* Requirement
The full set of lines below has to be written out again exactly.

[Data records for software interfaces]
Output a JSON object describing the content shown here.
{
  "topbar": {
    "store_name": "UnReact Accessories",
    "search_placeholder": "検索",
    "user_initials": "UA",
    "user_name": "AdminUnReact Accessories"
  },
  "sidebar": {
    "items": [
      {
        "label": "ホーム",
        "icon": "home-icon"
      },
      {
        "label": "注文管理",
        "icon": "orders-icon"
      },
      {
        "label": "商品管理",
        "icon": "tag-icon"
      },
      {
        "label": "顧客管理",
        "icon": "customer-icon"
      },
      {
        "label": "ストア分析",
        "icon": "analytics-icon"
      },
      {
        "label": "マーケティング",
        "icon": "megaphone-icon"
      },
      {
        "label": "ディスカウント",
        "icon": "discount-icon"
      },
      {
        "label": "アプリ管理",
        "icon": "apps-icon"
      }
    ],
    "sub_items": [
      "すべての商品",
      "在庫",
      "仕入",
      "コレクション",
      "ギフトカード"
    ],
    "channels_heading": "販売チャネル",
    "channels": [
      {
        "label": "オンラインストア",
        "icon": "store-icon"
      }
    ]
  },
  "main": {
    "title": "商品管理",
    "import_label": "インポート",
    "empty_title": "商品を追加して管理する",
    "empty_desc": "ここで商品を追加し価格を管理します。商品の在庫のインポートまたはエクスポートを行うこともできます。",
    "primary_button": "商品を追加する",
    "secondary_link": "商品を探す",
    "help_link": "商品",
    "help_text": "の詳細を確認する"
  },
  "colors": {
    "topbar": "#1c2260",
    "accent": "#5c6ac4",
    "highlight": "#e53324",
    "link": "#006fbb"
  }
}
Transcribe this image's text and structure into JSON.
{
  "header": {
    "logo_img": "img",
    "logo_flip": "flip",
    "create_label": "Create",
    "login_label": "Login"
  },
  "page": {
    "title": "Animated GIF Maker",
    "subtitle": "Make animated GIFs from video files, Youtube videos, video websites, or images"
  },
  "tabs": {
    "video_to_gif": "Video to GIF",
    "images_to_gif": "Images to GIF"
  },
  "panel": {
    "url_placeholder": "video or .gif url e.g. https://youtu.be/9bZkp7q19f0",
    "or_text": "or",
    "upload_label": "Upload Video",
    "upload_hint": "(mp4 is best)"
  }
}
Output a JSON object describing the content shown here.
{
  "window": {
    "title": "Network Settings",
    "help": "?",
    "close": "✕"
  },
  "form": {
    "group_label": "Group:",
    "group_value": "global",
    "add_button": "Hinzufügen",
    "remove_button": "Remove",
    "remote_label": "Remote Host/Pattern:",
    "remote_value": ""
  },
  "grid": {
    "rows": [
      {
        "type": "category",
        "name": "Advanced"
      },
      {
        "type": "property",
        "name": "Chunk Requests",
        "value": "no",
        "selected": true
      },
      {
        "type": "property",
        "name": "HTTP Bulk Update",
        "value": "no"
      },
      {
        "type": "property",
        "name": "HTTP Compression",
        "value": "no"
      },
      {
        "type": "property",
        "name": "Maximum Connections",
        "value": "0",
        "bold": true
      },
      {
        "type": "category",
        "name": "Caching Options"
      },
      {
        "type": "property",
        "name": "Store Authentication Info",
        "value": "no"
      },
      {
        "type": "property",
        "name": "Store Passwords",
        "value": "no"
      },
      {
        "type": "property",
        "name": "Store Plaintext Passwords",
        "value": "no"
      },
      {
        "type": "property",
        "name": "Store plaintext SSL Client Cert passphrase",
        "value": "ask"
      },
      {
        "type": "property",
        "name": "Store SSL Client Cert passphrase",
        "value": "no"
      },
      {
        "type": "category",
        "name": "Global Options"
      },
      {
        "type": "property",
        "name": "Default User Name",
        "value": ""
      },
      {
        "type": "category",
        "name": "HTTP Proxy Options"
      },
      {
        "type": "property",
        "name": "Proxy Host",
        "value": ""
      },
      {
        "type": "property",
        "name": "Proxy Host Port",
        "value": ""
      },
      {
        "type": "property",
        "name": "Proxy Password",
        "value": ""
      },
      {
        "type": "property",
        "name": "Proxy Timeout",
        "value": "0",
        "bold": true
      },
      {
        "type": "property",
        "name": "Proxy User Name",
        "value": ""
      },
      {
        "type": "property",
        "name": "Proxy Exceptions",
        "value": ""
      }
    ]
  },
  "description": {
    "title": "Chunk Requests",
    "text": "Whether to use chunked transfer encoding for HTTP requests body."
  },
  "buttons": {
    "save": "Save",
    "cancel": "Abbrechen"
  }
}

* Output for this exercise
Output a JSON object describing the content shown here.
{
  "topbar": {
    "store_name": "UnReact Accessories",
    "search_placeholder": "検索",
    "user_initials": "UA",
    "user_name": "AdminUnReact Accessories"
  },
  "sidebar": {
    "items": [
      {
        "label": "ホーム",
        "icon": "home-icon"
      },
      {
        "label": "注文管理",
        "icon": "orders-icon"
      },
      {
        "label": "商品管理",
        "icon": "tag-icon"
      },
      {
        "label": "顧客管理",
        "icon": "customer-icon"
      },
      {
        "label": "ストア分析",
        "icon": "analytics-icon"
      },
      {
        "label": "マーケティング",
        "icon": "megaphone-icon"
      },
      {
        "label": "ディスカウント",
        "icon": "discount-icon"
      },
      {
        "label": "アプリ管理",
        "icon": "apps-icon"
      }
    ],
    "sub_items": [
      "すべての商品",
      "在庫",
      "仕入",
      "コレクション",
      "ギフトカード"
    ],
    "channels_heading": "販売チャネル",
    "channels": [
      {
        "label": "オンラインストア",
        "icon": "store-icon"
      }
    ]
  },
  "main": {
    "title": "商品管理",
    "import_label": "インポート",
    "empty_title": "商品を追加して管理する",
    "empty_desc": "ここで商品を追加し価格を管理します。商品の在庫のインポートまたはエクスポートを行うこともできます。",
    "primary_button": "商品を追加する",
    "secondary_link": "商品を探す",
    "help_link": "商品",
    "help_text": "の詳細を確認する"
  },
  "colors": {
    "topbar": "#1c2260",
    "accent": "#5c6ac4",
    "highlight": "#e53324",
    "link": "#006fbb"
  }
}
Transcribe this image's text and structure into JSON.
{
  "header": {
    "logo_img": "img",
    "logo_flip": "flip",
    "create_label": "Create",
    "login_label": "Login"
  },
  "page": {
    "title": "Animated GIF Maker",
    "subtitle": "Make animated GIFs from video files, Youtube videos, video websites, or images"
  },
  "tabs": {
    "video_to_gif": "Video to GIF",
    "images_to_gif": "Images to GIF"
  },
  "panel": {
    "url_placeholder": "video or .gif url e.g. https://youtu.be/9bZkp7q19f0",
    "or_text": "or",
    "upload_label": "Upload Video",
    "upload_hint": "(mp4 is best)"
  }
}
Output a JSON object describing the content shown here.
{
  "window": {
    "title": "Network Settings",
    "help": "?",
    "close": "✕"
  },
  "form": {
    "group_label": "Group:",
    "group_value": "global",
    "add_button": "Hinzufügen",
    "remove_button": "Remove",
    "remote_label": "Remote Host/Pattern:",
    "remote_value": ""
  },
  "grid": {
    "rows": [
      {
        "type": "category",
        "name": "Advanced"
      },
      {
        "type": "property",
        "name": "Chunk Requests",
        "value": "no",
        "selected": true
      },
      {
        "type": "property",
        "name": "HTTP Bulk Update",
        "value": "no"
      },
      {
        "type": "property",
        "name": "HTTP Compression",
        "value": "no"
      },
      {
        "type": "property",
        "name": "Maximum Connections",
        "value": "0",
        "bold": true
      },
      {
        "type": "category",
        "name": "Caching Options"
      },
      {
        "type": "property",
        "name": "Store Authentication Info",
        "value": "no"
      },
      {
        "type": "property",
        "name": "Store Passwords",
        "value": "no"
      },
      {
        "type": "property",
        "name": "Store Plaintext Passwords",
        "value": "no"
      },
      {
        "type": "property",
        "name": "Store plaintext SSL Client Cert passphrase",
        "value": "ask"
      },
      {
        "type": "property",
        "name": "Store SSL Client Cert passphrase",
        "value": "no"
      },
      {
        "type": "category",
        "name": "Global Options"
      },
      {
        "type": "property",
        "name": "Default User Name",
        "value": ""
      },
      {
        "type": "category",
        "name": "HTTP Proxy Options"
      },
      {
        "type": "property",
        "name": "Proxy Host",
        "value": ""
      },
      {
        "type": "property",
        "name": "Proxy Host Port",
        "value": ""
      },
      {
        "type": "property",
        "name": "Proxy Password",
        "value": ""
      },
      {
        "type": "property",
        "name": "Proxy Timeout",
        "value": "0",
        "bold": true
      },
      {
        "type": "property",
        "name": "Proxy User Name",
        "value": ""
      },
      {
        "type": "property",
        "name": "Proxy Exceptions",
        "value": ""
      }
    ]
  },
  "description": {
    "title": "Chunk Requests",
    "text": "Whether to use chunked transfer encoding for HTTP requests body."
  },
  "buttons": {
    "save": "Save",
    "cancel": "Abbrechen"
  }
}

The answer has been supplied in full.